All of the records below are to be copied exactly.
START SUPPLIED RECORDS
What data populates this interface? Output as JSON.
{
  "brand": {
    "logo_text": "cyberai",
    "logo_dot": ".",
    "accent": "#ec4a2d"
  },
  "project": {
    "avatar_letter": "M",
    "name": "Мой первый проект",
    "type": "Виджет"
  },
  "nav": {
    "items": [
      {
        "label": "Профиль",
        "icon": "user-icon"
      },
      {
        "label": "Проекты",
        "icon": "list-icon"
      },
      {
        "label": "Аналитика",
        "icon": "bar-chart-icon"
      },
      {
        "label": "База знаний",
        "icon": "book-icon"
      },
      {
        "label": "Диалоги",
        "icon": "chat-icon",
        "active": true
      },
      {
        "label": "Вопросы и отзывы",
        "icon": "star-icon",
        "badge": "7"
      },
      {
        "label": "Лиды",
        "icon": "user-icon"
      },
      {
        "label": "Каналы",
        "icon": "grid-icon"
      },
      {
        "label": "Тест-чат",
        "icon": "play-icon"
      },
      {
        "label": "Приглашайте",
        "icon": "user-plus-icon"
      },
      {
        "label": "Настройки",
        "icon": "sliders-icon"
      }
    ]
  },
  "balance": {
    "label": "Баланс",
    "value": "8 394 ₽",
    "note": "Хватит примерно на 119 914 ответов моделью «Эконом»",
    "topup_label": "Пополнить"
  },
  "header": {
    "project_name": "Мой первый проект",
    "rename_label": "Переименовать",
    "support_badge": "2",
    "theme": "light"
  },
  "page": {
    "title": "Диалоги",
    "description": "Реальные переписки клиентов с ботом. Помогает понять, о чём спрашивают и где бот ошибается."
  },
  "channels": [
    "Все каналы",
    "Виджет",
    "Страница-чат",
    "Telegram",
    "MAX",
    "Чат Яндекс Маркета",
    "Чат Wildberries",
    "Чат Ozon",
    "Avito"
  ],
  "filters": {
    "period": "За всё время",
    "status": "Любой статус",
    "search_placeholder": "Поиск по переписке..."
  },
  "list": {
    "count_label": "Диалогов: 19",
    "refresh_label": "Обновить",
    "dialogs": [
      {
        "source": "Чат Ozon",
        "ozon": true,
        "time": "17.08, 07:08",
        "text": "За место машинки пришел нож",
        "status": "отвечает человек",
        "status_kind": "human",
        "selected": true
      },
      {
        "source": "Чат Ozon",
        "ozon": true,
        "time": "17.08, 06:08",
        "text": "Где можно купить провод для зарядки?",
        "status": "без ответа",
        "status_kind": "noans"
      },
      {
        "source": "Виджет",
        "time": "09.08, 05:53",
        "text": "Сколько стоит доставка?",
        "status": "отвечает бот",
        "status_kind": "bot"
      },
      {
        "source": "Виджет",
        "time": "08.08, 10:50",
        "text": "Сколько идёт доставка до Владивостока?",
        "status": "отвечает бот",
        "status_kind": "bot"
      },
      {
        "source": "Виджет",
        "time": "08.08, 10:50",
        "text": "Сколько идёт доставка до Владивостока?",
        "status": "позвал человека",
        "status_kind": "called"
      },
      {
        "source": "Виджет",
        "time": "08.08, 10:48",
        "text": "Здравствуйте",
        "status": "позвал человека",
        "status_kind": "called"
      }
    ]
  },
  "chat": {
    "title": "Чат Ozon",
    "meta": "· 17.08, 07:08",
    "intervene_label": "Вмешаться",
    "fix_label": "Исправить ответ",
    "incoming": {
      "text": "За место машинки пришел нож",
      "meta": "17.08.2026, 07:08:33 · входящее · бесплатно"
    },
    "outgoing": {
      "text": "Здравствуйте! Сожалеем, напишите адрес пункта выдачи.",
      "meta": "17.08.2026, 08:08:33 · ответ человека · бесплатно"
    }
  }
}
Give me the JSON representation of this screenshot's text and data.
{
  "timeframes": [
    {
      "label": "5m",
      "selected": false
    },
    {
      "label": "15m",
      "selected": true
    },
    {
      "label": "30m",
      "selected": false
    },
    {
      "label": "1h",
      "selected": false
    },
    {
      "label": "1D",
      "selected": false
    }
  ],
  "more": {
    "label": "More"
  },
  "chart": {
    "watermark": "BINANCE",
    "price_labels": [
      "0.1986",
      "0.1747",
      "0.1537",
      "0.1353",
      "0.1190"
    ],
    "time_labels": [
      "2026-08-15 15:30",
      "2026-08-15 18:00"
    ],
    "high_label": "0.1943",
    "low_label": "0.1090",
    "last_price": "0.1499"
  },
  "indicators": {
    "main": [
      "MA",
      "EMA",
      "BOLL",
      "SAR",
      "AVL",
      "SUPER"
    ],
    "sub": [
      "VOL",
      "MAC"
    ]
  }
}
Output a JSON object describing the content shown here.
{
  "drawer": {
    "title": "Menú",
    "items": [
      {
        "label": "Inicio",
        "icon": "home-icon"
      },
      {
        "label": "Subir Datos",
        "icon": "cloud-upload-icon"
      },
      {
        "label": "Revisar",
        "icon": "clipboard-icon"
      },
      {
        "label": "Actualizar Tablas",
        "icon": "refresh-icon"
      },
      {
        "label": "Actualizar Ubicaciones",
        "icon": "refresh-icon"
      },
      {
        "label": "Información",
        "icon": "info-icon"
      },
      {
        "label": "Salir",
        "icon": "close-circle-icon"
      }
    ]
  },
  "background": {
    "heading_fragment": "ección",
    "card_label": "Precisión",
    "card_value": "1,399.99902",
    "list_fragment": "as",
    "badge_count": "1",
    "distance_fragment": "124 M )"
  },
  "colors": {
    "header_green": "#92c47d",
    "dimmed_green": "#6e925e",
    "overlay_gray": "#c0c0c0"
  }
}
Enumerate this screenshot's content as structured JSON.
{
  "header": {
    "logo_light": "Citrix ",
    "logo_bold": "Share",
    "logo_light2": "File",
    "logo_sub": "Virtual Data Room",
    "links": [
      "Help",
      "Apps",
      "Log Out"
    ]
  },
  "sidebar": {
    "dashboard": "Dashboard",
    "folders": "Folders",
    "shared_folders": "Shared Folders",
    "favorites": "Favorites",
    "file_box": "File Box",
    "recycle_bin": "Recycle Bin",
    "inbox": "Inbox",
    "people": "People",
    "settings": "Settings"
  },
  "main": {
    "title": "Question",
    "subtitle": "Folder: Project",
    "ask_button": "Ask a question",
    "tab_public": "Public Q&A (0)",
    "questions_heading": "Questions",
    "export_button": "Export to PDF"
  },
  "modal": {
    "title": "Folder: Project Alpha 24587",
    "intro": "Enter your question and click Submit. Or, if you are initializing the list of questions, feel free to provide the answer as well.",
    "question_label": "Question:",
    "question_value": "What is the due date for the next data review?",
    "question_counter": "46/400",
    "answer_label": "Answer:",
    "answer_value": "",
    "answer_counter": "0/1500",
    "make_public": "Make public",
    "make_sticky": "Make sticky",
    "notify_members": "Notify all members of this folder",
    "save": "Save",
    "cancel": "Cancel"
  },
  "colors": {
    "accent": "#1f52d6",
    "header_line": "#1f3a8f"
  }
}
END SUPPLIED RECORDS
**EXPECTED OUTPUT:**
What data populates this interface? Output as JSON.
{
  "brand": {
    "logo_text": "cyberai",
    "logo_dot": ".",
    "accent": "#ec4a2d"
  },
  "project": {
    "avatar_letter": "M",
    "name": "Мой первый проект",
    "type": "Виджет"
  },
  "nav": {
    "items": [
      {
        "label": "Профиль",
        "icon": "user-icon"
      },
      {
        "label": "Проекты",
        "icon": "list-icon"
      },
      {
        "label": "Аналитика",
        "icon": "bar-chart-icon"
      },
      {
        "label": "База знаний",
        "icon": "book-icon"
      },
      {
        "label": "Диалоги",
        "icon": "chat-icon",
        "active": true
      },
      {
        "label": "Вопросы и отзывы",
        "icon": "star-icon",
        "badge": "7"
      },
      {
        "label": "Лиды",
        "icon": "user-icon"
      },
      {
        "label": "Каналы",
        "icon": "grid-icon"
      },
      {
        "label": "Тест-чат",
        "icon": "play-icon"
      },
      {
        "label": "Приглашайте",
        "icon": "user-plus-icon"
      },
      {
        "label": "Настройки",
        "icon": "sliders-icon"
      }
    ]
  },
  "balance": {
    "label": "Баланс",
    "value": "8 394 ₽",
    "note": "Хватит примерно на 119 914 ответов моделью «Эконом»",
    "topup_label": "Пополнить"
  },
  "header": {
    "project_name": "Мой первый проект",
    "rename_label": "Переименовать",
    "support_badge": "2",
    "theme": "light"
  },
  "page": {
    "title": "Диалоги",
    "description": "Реальные переписки клиентов с ботом. Помогает понять, о чём спрашивают и где бот ошибается."
  },
  "channels": [
    "Все каналы",
    "Виджет",
    "Страница-чат",
    "Telegram",
    "MAX",
    "Чат Яндекс Маркета",
    "Чат Wildberries",
    "Чат Ozon",
    "Avito"
  ],
  "filters": {
    "period": "За всё время",
    "status": "Любой статус",
    "search_placeholder": "Поиск по переписке..."
  },
  "list": {
    "count_label": "Диалогов: 19",
    "refresh_label": "Обновить",
    "dialogs": [
      {
        "source": "Чат Ozon",
        "ozon": true,
        "time": "17.08, 07:08",
        "text": "За место машинки пришел нож",
        "status": "отвечает человек",
        "status_kind": "human",
        "selected": true
      },
      {
        "source": "Чат Ozon",
        "ozon": true,
        "time": "17.08, 06:08",
        "text": "Где можно купить провод для зарядки?",
        "status": "без ответа",
        "status_kind": "noans"
      },
      {
        "source": "Виджет",
        "time": "09.08, 05:53",
        "text": "Сколько стоит доставка?",
        "status": "отвечает бот",
        "status_kind": "bot"
      },
      {
        "source": "Виджет",
        "time": "08.08, 10:50",
        "text": "Сколько идёт доставка до Владивостока?",
        "status": "отвечает бот",
        "status_kind": "bot"
      },
      {
        "source": "Виджет",
        "time": "08.08, 10:50",
        "text": "Сколько идёт доставка до Владивостока?",
        "status": "позвал человека",
        "status_kind": "called"
      },
      {
        "source": "Виджет",
        "time": "08.08, 10:48",
        "text": "Здравствуйте",
        "status": "позвал человека",
        "status_kind": "called"
      }
    ]
  },
  "chat": {
    "title": "Чат Ozon",
    "meta": "· 17.08, 07:08",
    "intervene_label": "Вмешаться",
    "fix_label": "Исправить ответ",
    "incoming": {
      "text": "За место машинки пришел нож",
      "meta": "17.08.2026, 07:08:33 · входящее · бесплатно"
    },
    "outgoing": {
      "text": "Здравствуйте! Сожалеем, напишите адрес пункта выдачи.",
      "meta": "17.08.2026, 08:08:33 · ответ человека · бесплатно"
    }
  }
}
Give me the JSON representation of this screenshot's text and data.
{
  "timeframes": [
    {
      "label": "5m",
      "selected": false
    },
    {
      "label": "15m",
      "selected": true
    },
    {
      "label": "30m",
      "selected": false
    },
    {
      "label": "1h",
      "selected": false
    },
    {
      "label": "1D",
      "selected": false
    }
  ],
  "more": {
    "label": "More"
  },
  "chart": {
    "watermark": "BINANCE",
    "price_labels": [
      "0.1986",
      "0.1747",
      "0.1537",
      "0.1353",
      "0.1190"
    ],
    "time_labels": [
      "2026-08-15 15:30",
      "2026-08-15 18:00"
    ],
    "high_label": "0.1943",
    "low_label": "0.1090",
    "last_price": "0.1499"
  },
  "indicators": {
    "main": [
      "MA",
      "EMA",
      "BOLL",
      "SAR",
      "AVL",
      "SUPER"
    ],
    "sub": [
      "VOL",
      "MAC"
    ]
  }
}
Output a JSON object describing the content shown here.
{
  "drawer": {
    "title": "Menú",
    "items": [
      {
        "label": "Inicio",
        "icon": "home-icon"
      },
      {
        "label": "Subir Datos",
        "icon": "cloud-upload-icon"
      },
      {
        "label": "Revisar",
        "icon": "clipboard-icon"
      },
      {
        "label": "Actualizar Tablas",
        "icon": "refresh-icon"
      },
      {
        "label": "Actualizar Ubicaciones",
        "icon": "refresh-icon"
      },
      {
        "label": "Información",
        "icon": "info-icon"
      },
      {
        "label": "Salir",
        "icon": "close-circle-icon"
      }
    ]
  },
  "background": {
    "heading_fragment": "ección",
    "card_label": "Precisión",
    "card_value": "1,399.99902",
    "list_fragment": "as",
    "badge_count": "1",
    "distance_fragment": "124 M )"
  },
  "colors": {
    "header_green": "#92c47d",
    "dimmed_green": "#6e925e",
    "overlay_gray": "#c0c0c0"
  }
}
Enumerate this screenshot's content as structured JSON.
{
  "header": {
    "logo_light": "Citrix ",
    "logo_bold": "Share",
    "logo_light2": "File",
    "logo_sub": "Virtual Data Room",
    "links": [
      "Help",
      "Apps",
      "Log Out"
    ]
  },
  "sidebar": {
    "dashboard": "Dashboard",
    "folders": "Folders",
    "shared_folders": "Shared Folders",
    "favorites": "Favorites",
    "file_box": "File Box",
    "recycle_bin": "Recycle Bin",
    "inbox": "Inbox",
    "people": "People",
    "settings": "Settings"
  },
  "main": {
    "title": "Question",
    "subtitle": "Folder: Project",
    "ask_button": "Ask a question",
    "tab_public": "Public Q&A (0)",
    "questions_heading": "Questions",
    "export_button": "Export to PDF"
  },
  "modal": {
    "title": "Folder: Project Alpha 24587",
    "intro": "Enter your question and click Submit. Or, if you are initializing the list of questions, feel free to provide the answer as well.",
    "question_label": "Question:",
    "question_value": "What is the due date for the next data review?",
    "question_counter": "46/400",
    "answer_label": "Answer:",
    "answer_value": "",
    "answer_counter": "0/1500",
    "make_public": "Make public",
    "make_sticky": "Make sticky",
    "notify_members": "Notify all members of this folder",
    "save": "Save",
    "cancel": "Cancel"
  },
  "colors": {
    "accent": "#1f52d6",
    "header_line": "#1f3a8f"
  }
}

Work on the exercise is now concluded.